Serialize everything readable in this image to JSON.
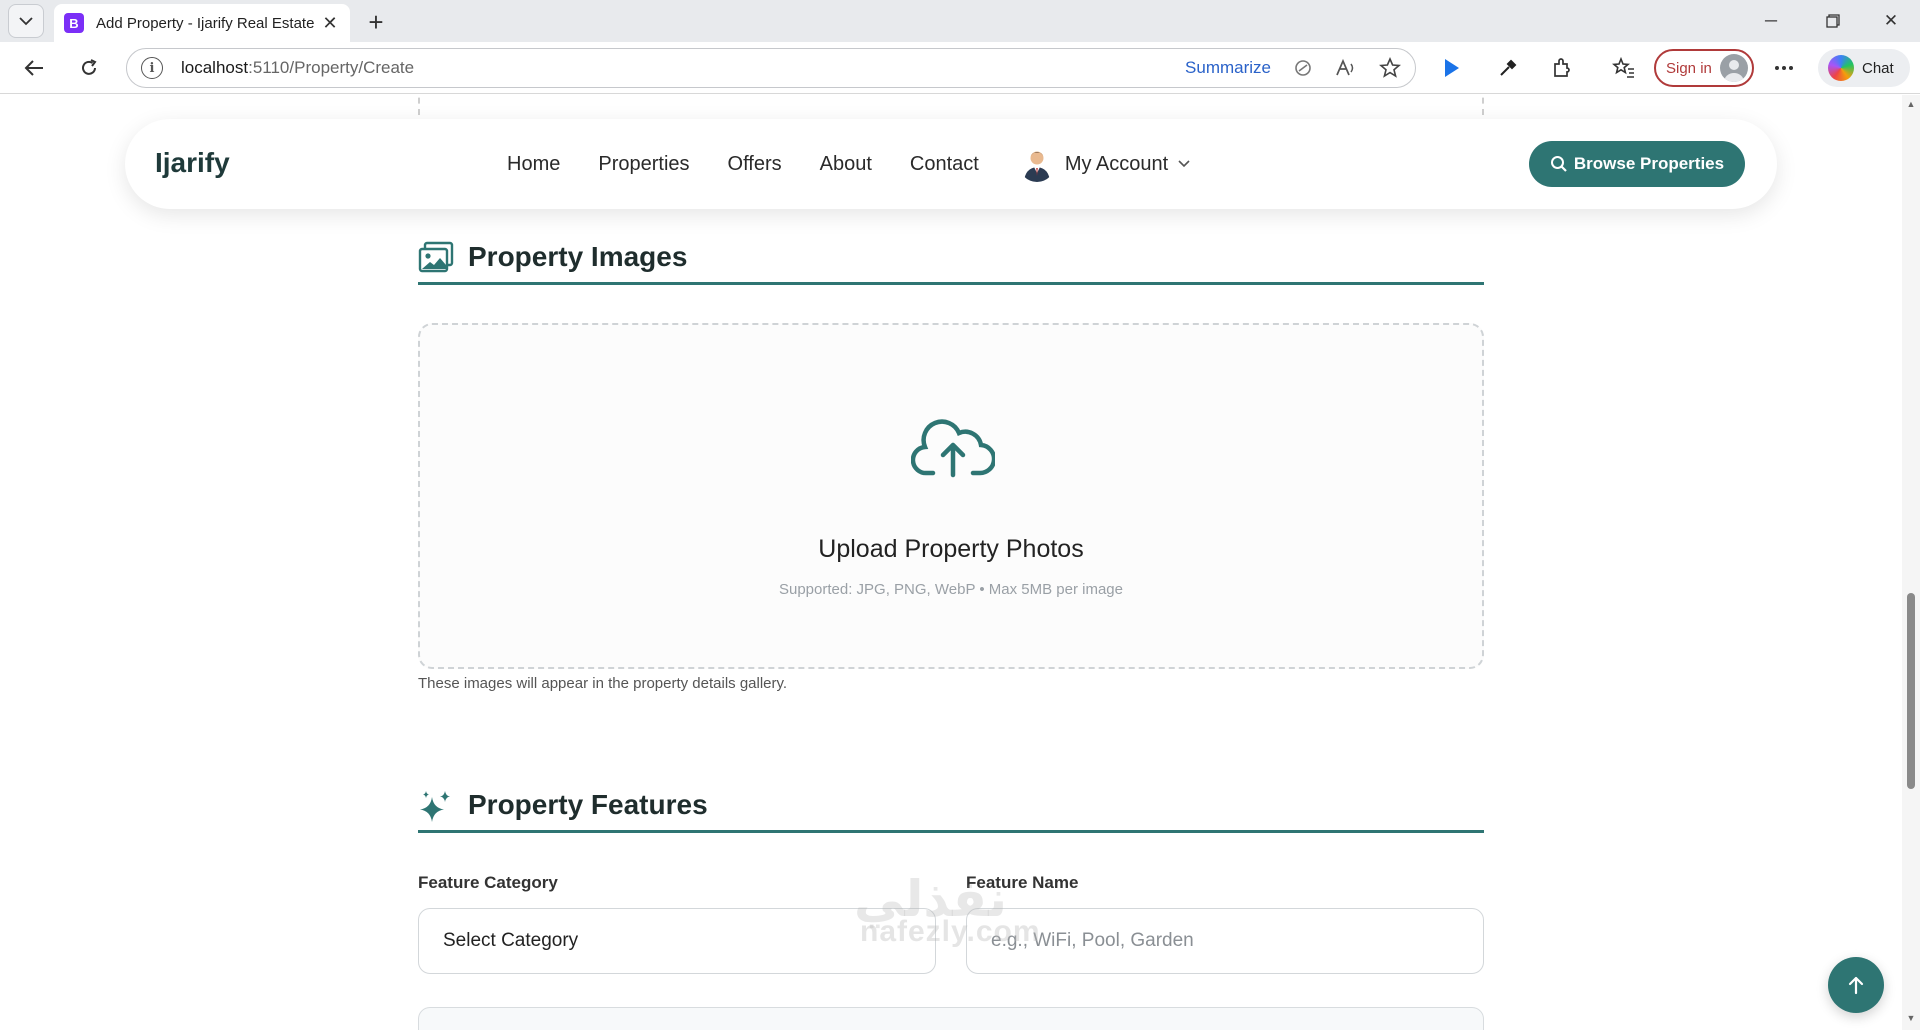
{
  "browser": {
    "tab_title": "Add Property - Ijarify Real Estate",
    "tab_favicon": "B",
    "url_host": "localhost",
    "url_path": ":5110/Property/Create",
    "summarize_label": "Summarize",
    "signin_label": "Sign in",
    "chat_label": "Chat"
  },
  "navbar": {
    "brand": "Ijarify",
    "links": [
      "Home",
      "Properties",
      "Offers",
      "About",
      "Contact"
    ],
    "account_label": "My Account",
    "browse_button": "Browse Properties"
  },
  "images_section": {
    "title": "Property Images",
    "upload_title": "Upload Property Photos",
    "upload_hint": "Supported: JPG, PNG, WebP • Max 5MB per image",
    "gallery_note": "These images will appear in the property details gallery."
  },
  "features_section": {
    "title": "Property Features",
    "category_label": "Feature Category",
    "category_value": "Select Category",
    "name_label": "Feature Name",
    "name_placeholder": "e.g., WiFi, Pool, Garden"
  },
  "watermark": {
    "text": "nafezly.com",
    "arabic": "نفذلي"
  },
  "colors": {
    "brand_teal": "#2e7573",
    "signin_red": "#b03a3a"
  }
}
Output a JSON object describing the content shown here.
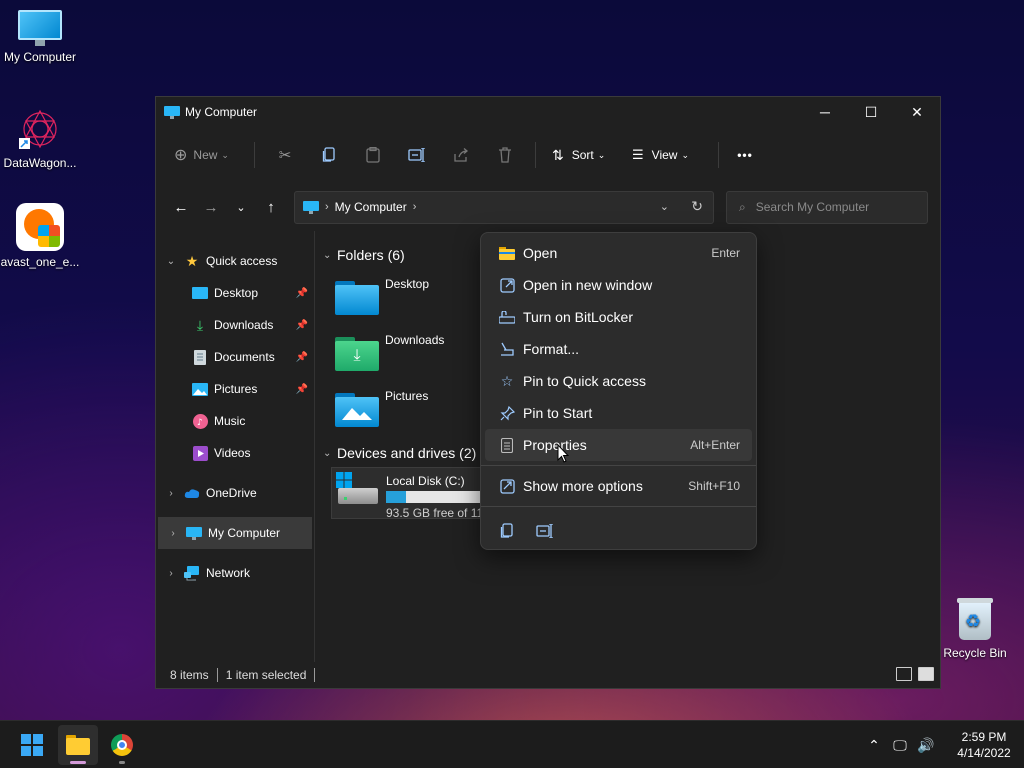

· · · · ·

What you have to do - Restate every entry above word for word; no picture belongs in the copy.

Exercise result -
Serialize everything readable in this image to JSON.
{
  "browser": {
    "tab_title": "Add Property - Ijarify Real Estate",
    "tab_favicon": "B",
    "url_host": "localhost",
    "url_path": ":5110/Property/Create",
    "summarize_label": "Summarize",
    "signin_label": "Sign in",
    "chat_label": "Chat"
  },
  "navbar": {
    "brand": "Ijarify",
    "links": [
      "Home",
      "Properties",
      "Offers",
      "About",
      "Contact"
    ],
    "account_label": "My Account",
    "browse_button": "Browse Properties"
  },
  "images_section": {
    "title": "Property Images",
    "upload_title": "Upload Property Photos",
    "upload_hint": "Supported: JPG, PNG, WebP • Max 5MB per image",
    "gallery_note": "These images will appear in the property details gallery."
  },
  "features_section": {
    "title": "Property Features",
    "category_label": "Feature Category",
    "category_value": "Select Category",
    "name_label": "Feature Name",
    "name_placeholder": "e.g., WiFi, Pool, Garden"
  },
  "watermark": {
    "text": "nafezly.com",
    "arabic": "نفذلي"
  },
  "colors": {
    "brand_teal": "#2e7573",
    "signin_red": "#b03a3a"
  }
}
Output a JSON object describing the content shown here.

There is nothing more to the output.